- _WHAT THE TASK ASKS_:
Whatever appears in the records apart from pictures must be reproduced exactly.

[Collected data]
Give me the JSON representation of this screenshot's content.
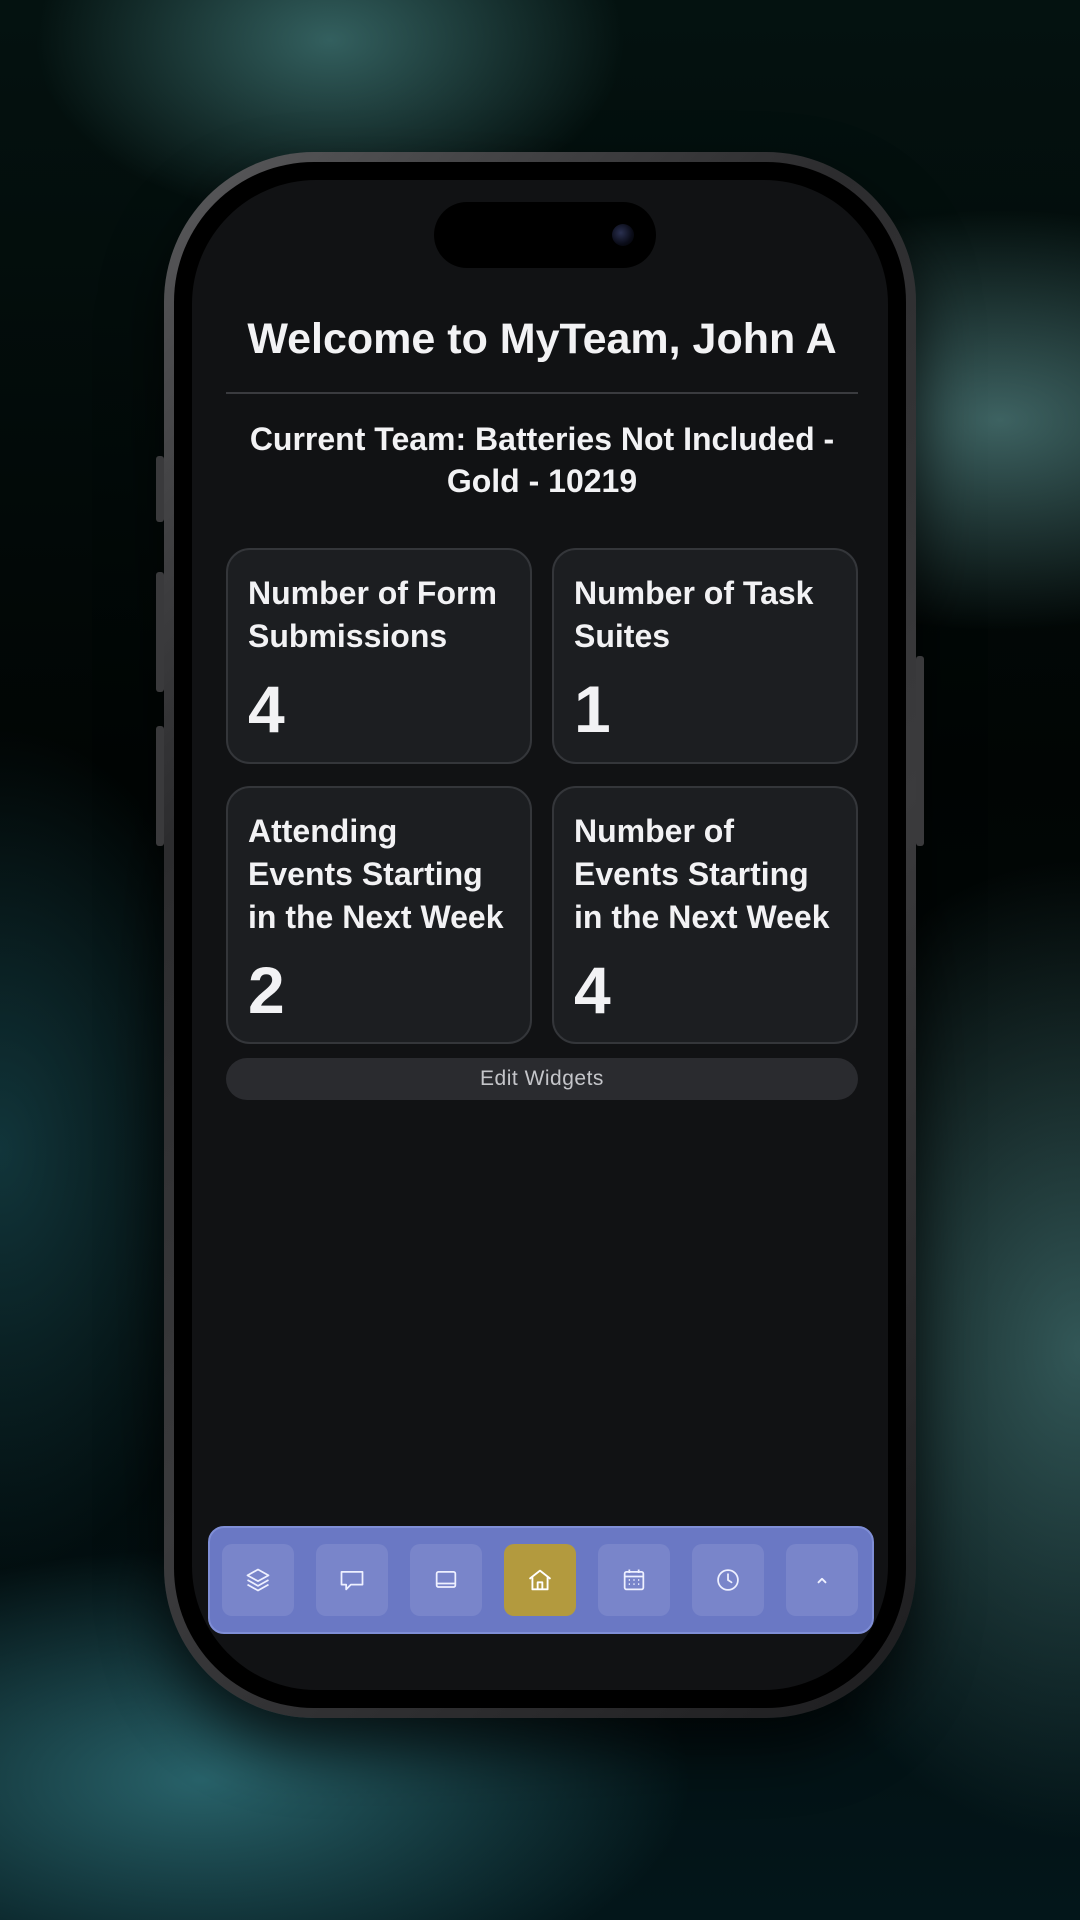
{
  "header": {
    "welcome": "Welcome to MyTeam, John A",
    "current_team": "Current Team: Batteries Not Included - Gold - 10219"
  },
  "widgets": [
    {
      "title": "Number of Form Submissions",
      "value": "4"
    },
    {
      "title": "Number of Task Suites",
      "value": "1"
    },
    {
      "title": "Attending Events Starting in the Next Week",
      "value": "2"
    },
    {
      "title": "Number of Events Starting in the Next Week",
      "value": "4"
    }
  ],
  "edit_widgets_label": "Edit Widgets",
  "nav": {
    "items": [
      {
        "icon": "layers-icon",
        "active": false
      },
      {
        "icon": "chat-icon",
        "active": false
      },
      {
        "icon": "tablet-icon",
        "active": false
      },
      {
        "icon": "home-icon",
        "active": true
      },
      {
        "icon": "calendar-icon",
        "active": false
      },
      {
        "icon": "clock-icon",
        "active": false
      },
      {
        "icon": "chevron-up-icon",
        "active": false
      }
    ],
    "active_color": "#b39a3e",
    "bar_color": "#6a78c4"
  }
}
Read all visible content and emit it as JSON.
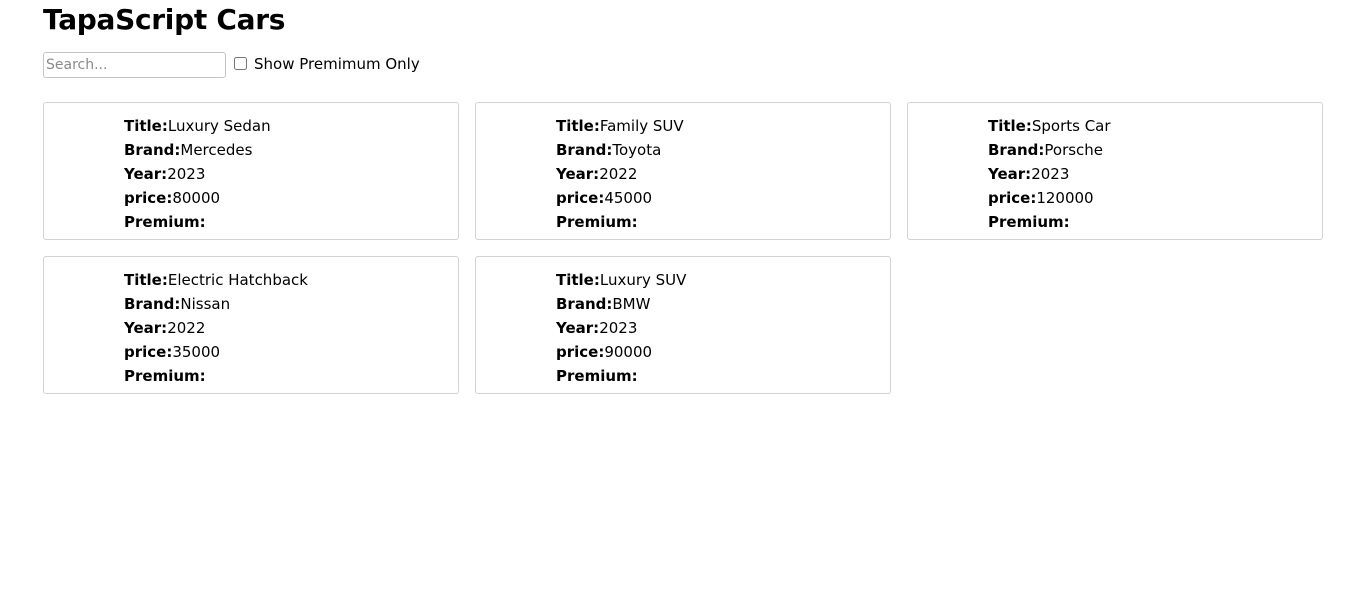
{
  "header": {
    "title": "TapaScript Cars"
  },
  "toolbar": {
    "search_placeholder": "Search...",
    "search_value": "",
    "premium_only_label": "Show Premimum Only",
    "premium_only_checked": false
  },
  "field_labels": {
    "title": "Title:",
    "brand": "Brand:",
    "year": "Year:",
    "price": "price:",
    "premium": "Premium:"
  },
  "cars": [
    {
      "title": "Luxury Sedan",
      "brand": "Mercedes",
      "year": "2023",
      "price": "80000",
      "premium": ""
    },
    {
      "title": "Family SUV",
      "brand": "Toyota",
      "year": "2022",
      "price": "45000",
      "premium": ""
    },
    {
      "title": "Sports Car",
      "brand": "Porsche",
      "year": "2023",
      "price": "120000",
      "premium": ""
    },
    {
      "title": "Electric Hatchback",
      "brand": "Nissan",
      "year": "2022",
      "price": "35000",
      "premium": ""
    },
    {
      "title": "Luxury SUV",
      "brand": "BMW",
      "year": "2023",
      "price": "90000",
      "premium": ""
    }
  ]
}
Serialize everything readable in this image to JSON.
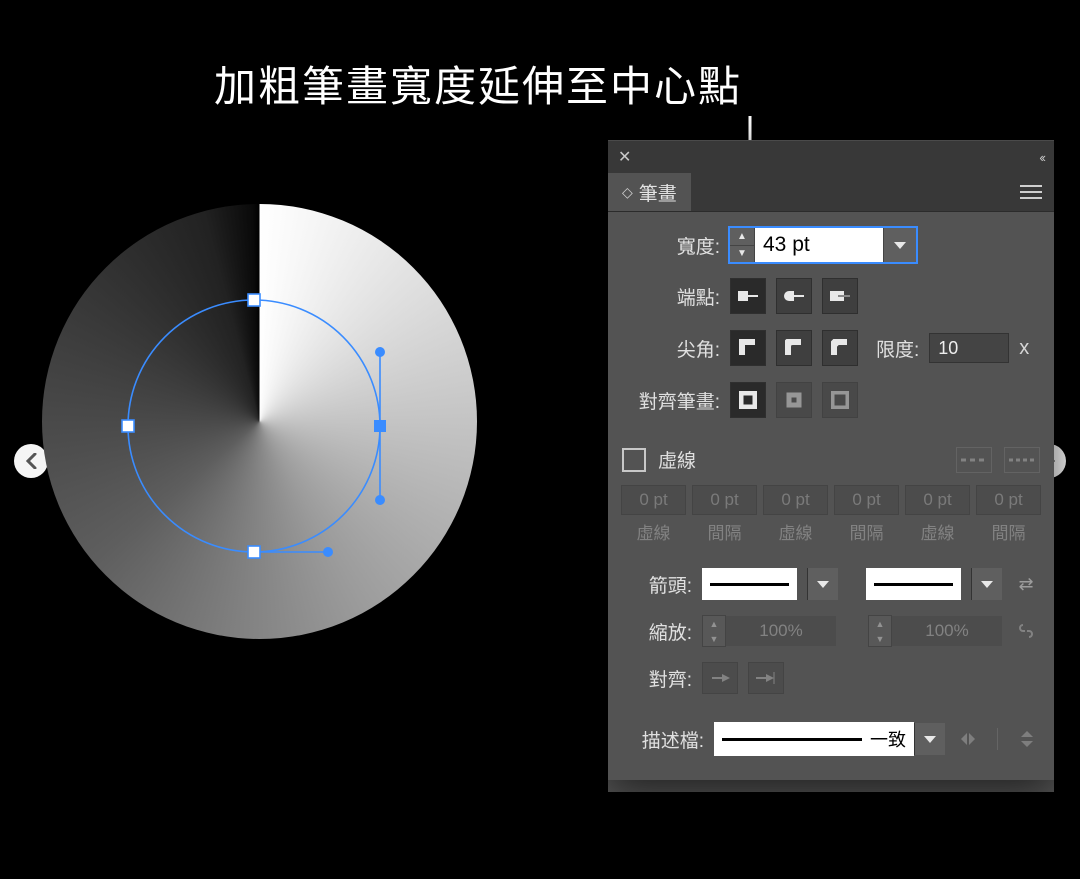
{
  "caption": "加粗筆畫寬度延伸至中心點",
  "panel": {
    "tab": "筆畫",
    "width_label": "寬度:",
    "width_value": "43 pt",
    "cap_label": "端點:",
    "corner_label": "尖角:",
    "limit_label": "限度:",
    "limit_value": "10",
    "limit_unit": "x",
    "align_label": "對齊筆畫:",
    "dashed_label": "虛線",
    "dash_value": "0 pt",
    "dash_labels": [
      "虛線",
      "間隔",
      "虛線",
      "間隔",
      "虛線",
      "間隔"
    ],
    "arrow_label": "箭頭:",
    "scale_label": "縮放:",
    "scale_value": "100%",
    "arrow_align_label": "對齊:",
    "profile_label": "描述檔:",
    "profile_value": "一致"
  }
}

- _RESPONSE BOX_:
Give me the JSON representation of this screenshot's content.
{
  "header": {
    "welcome": "Welcome to MyTeam, John A",
    "current_team": "Current Team: Batteries Not Included - Gold - 10219"
  },
  "widgets": [
    {
      "title": "Number of Form Submissions",
      "value": "4"
    },
    {
      "title": "Number of Task Suites",
      "value": "1"
    },
    {
      "title": "Attending Events Starting in the Next Week",
      "value": "2"
    },
    {
      "title": "Number of Events Starting in the Next Week",
      "value": "4"
    }
  ],
  "edit_widgets_label": "Edit Widgets",
  "nav": {
    "items": [
      {
        "icon": "layers-icon",
        "active": false
      },
      {
        "icon": "chat-icon",
        "active": false
      },
      {
        "icon": "tablet-icon",
        "active": false
      },
      {
        "icon": "home-icon",
        "active": true
      },
      {
        "icon": "calendar-icon",
        "active": false
      },
      {
        "icon": "clock-icon",
        "active": false
      },
      {
        "icon": "chevron-up-icon",
        "active": false
      }
    ],
    "active_color": "#b39a3e",
    "bar_color": "#6a78c4"
  }
}
Read all visible content and emit it as JSON.
{
  "header": {
    "title": "TapaScript Cars"
  },
  "toolbar": {
    "search_placeholder": "Search...",
    "search_value": "",
    "premium_only_label": "Show Premimum Only",
    "premium_only_checked": false
  },
  "field_labels": {
    "title": "Title:",
    "brand": "Brand:",
    "year": "Year:",
    "price": "price:",
    "premium": "Premium:"
  },
  "cars": [
    {
      "title": "Luxury Sedan",
      "brand": "Mercedes",
      "year": "2023",
      "price": "80000",
      "premium": ""
    },
    {
      "title": "Family SUV",
      "brand": "Toyota",
      "year": "2022",
      "price": "45000",
      "premium": ""
    },
    {
      "title": "Sports Car",
      "brand": "Porsche",
      "year": "2023",
      "price": "120000",
      "premium": ""
    },
    {
      "title": "Electric Hatchback",
      "brand": "Nissan",
      "year": "2022",
      "price": "35000",
      "premium": ""
    },
    {
      "title": "Luxury SUV",
      "brand": "BMW",
      "year": "2023",
      "price": "90000",
      "premium": ""
    }
  ]
}
Serialize everything readable in this image to JSON.
{
  "caption": "加粗筆畫寬度延伸至中心點",
  "panel": {
    "tab": "筆畫",
    "width_label": "寬度:",
    "width_value": "43 pt",
    "cap_label": "端點:",
    "corner_label": "尖角:",
    "limit_label": "限度:",
    "limit_value": "10",
    "limit_unit": "x",
    "align_label": "對齊筆畫:",
    "dashed_label": "虛線",
    "dash_value": "0 pt",
    "dash_labels": [
      "虛線",
      "間隔",
      "虛線",
      "間隔",
      "虛線",
      "間隔"
    ],
    "arrow_label": "箭頭:",
    "scale_label": "縮放:",
    "scale_value": "100%",
    "arrow_align_label": "對齊:",
    "profile_label": "描述檔:",
    "profile_value": "一致"
  }
}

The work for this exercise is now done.